-  long-term use of the system will be monitored.

In the case of evaluation to identify improvements to the system (formative evaluation), successful implementation of the  process will reflect:

-  potential problems and scope for improvements in: the technology, supporting material, organisational or physical environment and the training

- which  design option best fits the functional and stakeholder and organisational requirements

-  feedback and further requirements from the users.

In the case of evaluation to assess whether  objectives have been met (summativeevaluation), successful  implementation of the process will demonstrate:

- how  well the system meets its organisational goals

- that a particular design meets the human-centred requirements

- conformity to  international, national and/or statutory requirements.

Harmonisation with Best Value Performance Indicators.

Hard to bury skeletons.

"All government sector agencies should put in place  appropriate management information to regularly monitor usage of their Web sites and electronic services, and to 'play back' this information to the content  providers and divisions responsible for originating Web materials and Internet services." (NAO)

For service quality, almost all metrics at transaction level rather than  task.

For e-gov, metrics are implementation rather than usage (see NAO report).

“in return for additional resources delivery organisations are therefore being asked to agree stretching targets for the take-up of e-services.”

A systematic way of measuring customer feedback will be introduced for April  2001. This will be followed by a programme of work designed to achieve a year on  year increase in the numbers of our ‘customers™ who are "very satisfied" with  the information or support service provided. We are committed to publicising the results of customer feedback. For 1999-00 we replied to 85% of Ministerial  correspondence within 15 days. The target for 2001-02 is 90%, in 2002-03 91% and  in 2003-04 92%.

SOCITM and other customer satisfaction benchmarks done regularly but not as part of lifecycle

"Public sector organisations are less likely to analyse feedback from  customers to monitor trends or identify potential service improvements than to respond to individual cases." (GRF8)

"...surveys that are targeted upon people who have had recent experience of  using a particular service are more likely to provide information that can be  used to inform decision making.
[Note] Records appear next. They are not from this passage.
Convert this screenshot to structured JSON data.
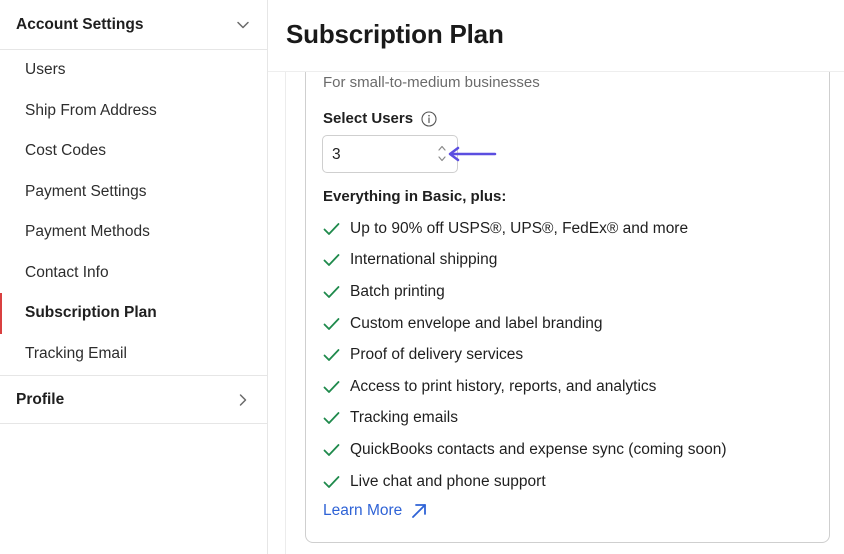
{
  "sidebar": {
    "account_settings": {
      "label": "Account Settings",
      "items": [
        {
          "label": "Users"
        },
        {
          "label": "Ship From Address"
        },
        {
          "label": "Cost Codes"
        },
        {
          "label": "Payment Settings"
        },
        {
          "label": "Payment Methods"
        },
        {
          "label": "Contact Info"
        },
        {
          "label": "Subscription Plan",
          "active": true
        },
        {
          "label": "Tracking Email"
        }
      ]
    },
    "profile": {
      "label": "Profile"
    }
  },
  "main": {
    "title": "Subscription Plan",
    "plan": {
      "description": "For small-to-medium businesses",
      "select_users_label": "Select Users",
      "users_value": "3",
      "features_heading": "Everything in Basic, plus:",
      "features": [
        "Up to 90% off USPS®, UPS®, FedEx® and more",
        "International shipping",
        "Batch printing",
        "Custom envelope and label branding",
        "Proof of delivery services",
        "Access to print history, reports, and analytics",
        "Tracking emails",
        "QuickBooks contacts and expense sync (coming soon)",
        "Live chat and phone support"
      ],
      "learn_more": "Learn More"
    }
  },
  "colors": {
    "active_indicator": "#d94040",
    "check": "#1f8a4c",
    "link": "#2f63d6",
    "annotation_arrow": "#5b4ee0"
  },
  "icons": {
    "account_settings_toggle": "chevron-down-icon",
    "profile_toggle": "chevron-right-icon",
    "info": "info-icon",
    "stepper": "up-down-arrows-icon",
    "feature": "check-icon",
    "learn_more": "external-arrow-icon",
    "annotation": "left-arrow-icon"
  }
}
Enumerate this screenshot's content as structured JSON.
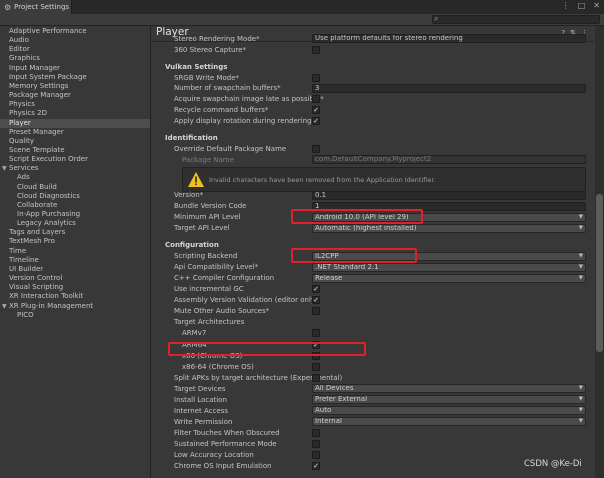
{
  "window": {
    "tab_title": "Project Settings",
    "controls": [
      "⋮",
      "□",
      "✕"
    ]
  },
  "sidebar": {
    "items": [
      {
        "label": "Adaptive Performance",
        "indent": 0
      },
      {
        "label": "Audio",
        "indent": 0
      },
      {
        "label": "Editor",
        "indent": 0
      },
      {
        "label": "Graphics",
        "indent": 0
      },
      {
        "label": "Input Manager",
        "indent": 0
      },
      {
        "label": "Input System Package",
        "indent": 0
      },
      {
        "label": "Memory Settings",
        "indent": 0
      },
      {
        "label": "Package Manager",
        "indent": 0
      },
      {
        "label": "Physics",
        "indent": 0
      },
      {
        "label": "Physics 2D",
        "indent": 0
      },
      {
        "label": "Player",
        "indent": 0,
        "selected": true
      },
      {
        "label": "Preset Manager",
        "indent": 0
      },
      {
        "label": "Quality",
        "indent": 0
      },
      {
        "label": "Scene Template",
        "indent": 0
      },
      {
        "label": "Script Execution Order",
        "indent": 0
      },
      {
        "label": "Services",
        "indent": 0,
        "expanded": true
      },
      {
        "label": "Ads",
        "indent": 1
      },
      {
        "label": "Cloud Build",
        "indent": 1
      },
      {
        "label": "Cloud Diagnostics",
        "indent": 1
      },
      {
        "label": "Collaborate",
        "indent": 1
      },
      {
        "label": "In-App Purchasing",
        "indent": 1
      },
      {
        "label": "Legacy Analytics",
        "indent": 1
      },
      {
        "label": "Tags and Layers",
        "indent": 0
      },
      {
        "label": "TextMesh Pro",
        "indent": 0
      },
      {
        "label": "Time",
        "indent": 0
      },
      {
        "label": "Timeline",
        "indent": 0
      },
      {
        "label": "UI Builder",
        "indent": 0
      },
      {
        "label": "Version Control",
        "indent": 0
      },
      {
        "label": "Visual Scripting",
        "indent": 0
      },
      {
        "label": "XR Interaction Toolkit",
        "indent": 0
      },
      {
        "label": "XR Plug-in Management",
        "indent": 0,
        "expanded": true
      },
      {
        "label": "PICO",
        "indent": 1
      }
    ]
  },
  "main": {
    "title": "Player",
    "header_icons": [
      "?",
      "⇅",
      "⋮"
    ],
    "rows": [
      {
        "label": "Stereo Rendering Mode*",
        "control": "field",
        "value": "Use platform defaults for stereo rendering"
      },
      {
        "label": "360 Stereo Capture*",
        "control": "checkbox",
        "checked": false
      },
      {
        "label": "Vulkan Settings",
        "control": "section"
      },
      {
        "label": "SRGB Write Mode*",
        "control": "checkbox",
        "checked": false
      },
      {
        "label": "Number of swapchain buffers*",
        "control": "field",
        "value": "3"
      },
      {
        "label": "Acquire swapchain image late as possible*",
        "control": "checkbox",
        "checked": false
      },
      {
        "label": "Recycle command buffers*",
        "control": "checkbox",
        "checked": true
      },
      {
        "label": "Apply display rotation during rendering",
        "control": "checkbox",
        "checked": true
      },
      {
        "label": "Identification",
        "control": "section"
      },
      {
        "label": "Override Default Package Name",
        "control": "checkbox",
        "checked": false
      },
      {
        "label": "Package Name",
        "control": "field",
        "value": "com.DefaultCompany.Myproject2",
        "dim": true,
        "sub": true
      },
      {
        "label": "",
        "control": "warning"
      },
      {
        "label": "Version*",
        "control": "field",
        "value": "0.1"
      },
      {
        "label": "Bundle Version Code",
        "control": "field",
        "value": "1"
      },
      {
        "label": "Minimum API Level",
        "control": "dropdown",
        "value": "Android 10.0 (API level 29)"
      },
      {
        "label": "Target API Level",
        "control": "dropdown",
        "value": "Automatic (highest installed)"
      },
      {
        "label": "Configuration",
        "control": "section"
      },
      {
        "label": "Scripting Backend",
        "control": "dropdown",
        "value": "IL2CPP"
      },
      {
        "label": "Api Compatibility Level*",
        "control": "dropdown",
        "value": ".NET Standard 2.1"
      },
      {
        "label": "C++ Compiler Configuration",
        "control": "dropdown",
        "value": "Release"
      },
      {
        "label": "Use incremental GC",
        "control": "checkbox",
        "checked": true
      },
      {
        "label": "Assembly Version Validation (editor only)",
        "control": "checkbox",
        "checked": true
      },
      {
        "label": "Mute Other Audio Sources*",
        "control": "checkbox",
        "checked": false
      },
      {
        "label": "Target Architectures",
        "control": "label"
      },
      {
        "label": "ARMv7",
        "control": "checkbox",
        "checked": false,
        "sub": true
      },
      {
        "label": "ARM64",
        "control": "checkbox",
        "checked": true,
        "sub": true
      },
      {
        "label": "x86 (Chrome OS)",
        "control": "checkbox",
        "checked": false,
        "sub": true
      },
      {
        "label": "x86-64 (Chrome OS)",
        "control": "checkbox",
        "checked": false,
        "sub": true
      },
      {
        "label": "Split APKs by target architecture (Experimental)",
        "control": "checkbox",
        "checked": false
      },
      {
        "label": "Target Devices",
        "control": "dropdown",
        "value": "All Devices"
      },
      {
        "label": "Install Location",
        "control": "dropdown",
        "value": "Prefer External"
      },
      {
        "label": "Internet Access",
        "control": "dropdown",
        "value": "Auto"
      },
      {
        "label": "Write Permission",
        "control": "dropdown",
        "value": "Internal"
      },
      {
        "label": "Filter Touches When Obscured",
        "control": "checkbox",
        "checked": false
      },
      {
        "label": "Sustained Performance Mode",
        "control": "checkbox",
        "checked": false
      },
      {
        "label": "Low Accuracy Location",
        "control": "checkbox",
        "checked": false
      },
      {
        "label": "Chrome OS Input Emulation",
        "control": "checkbox",
        "checked": true
      }
    ],
    "warning_text": "Invalid characters have been removed from the Application Identifier."
  },
  "watermark": "CSDN @Ke-Di",
  "colors": {
    "highlight": "#e0202a",
    "warning": "#f0c020",
    "background": "#383838"
  }
}
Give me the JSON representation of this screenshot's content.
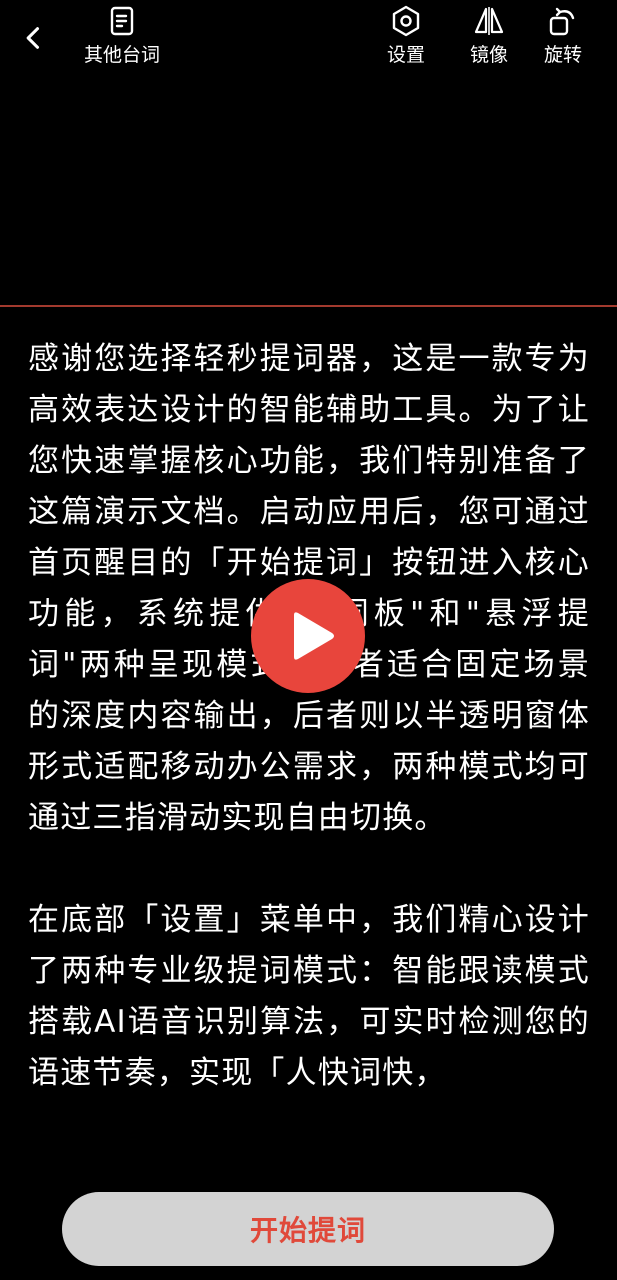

However, a relatively small proportion of  customer surveys are targeted on frequent or recent service users." (GRF8)

Activities

Contribution by ISO TR 18529

specify context of evaluation

evaluate for requirements

evaluate to improve  design

evaluate against system  requirements

evaluate against required practice

evaluate in use

HCD evaluation should meet the needs of both the system designers and the  political evaluation community.

Meaningful metrics. Usage not availability.

Interpretation of usage statistics. Feedback linked to lifecycle

 

Introduce and operate the system (HCD.7)

Process, Purpose and Outcome

Public Sector Priorities

To establish the human-system aspects of the support and implementation of  the system.

As a result of successful implementation of this process:

- the  needs of the stakeholders of the system will be communicated to the project

- the  management of change, including the responsibilities of users and developers,  will be specified

- the  support requirements of end-users, maintainers and other stakeholders will be addressed

- there  will be compliance to health and safety procedures

- local  customisation of the system will be supported

- user reactions will be collected and the resulting changes to the system reported back to stakeholders.

Change management within Civil Service - large  changes to structure, market, information flow.

E-gov roll-out high profile and can't be seen to fail.

"Partnerships with other organisations are needed to deliver integrated IT services"

"The risk of IT-enabled change adversely affecting  existing services requires careful management "

Activities

Contribution by ISO TR 18529

manage change

determine impact

customisation and local design

deliver user training

support users

conformance to ergonomic legislation

Structure.

 

Lloyds Register of Shipping and Process Contracting Limited © 2003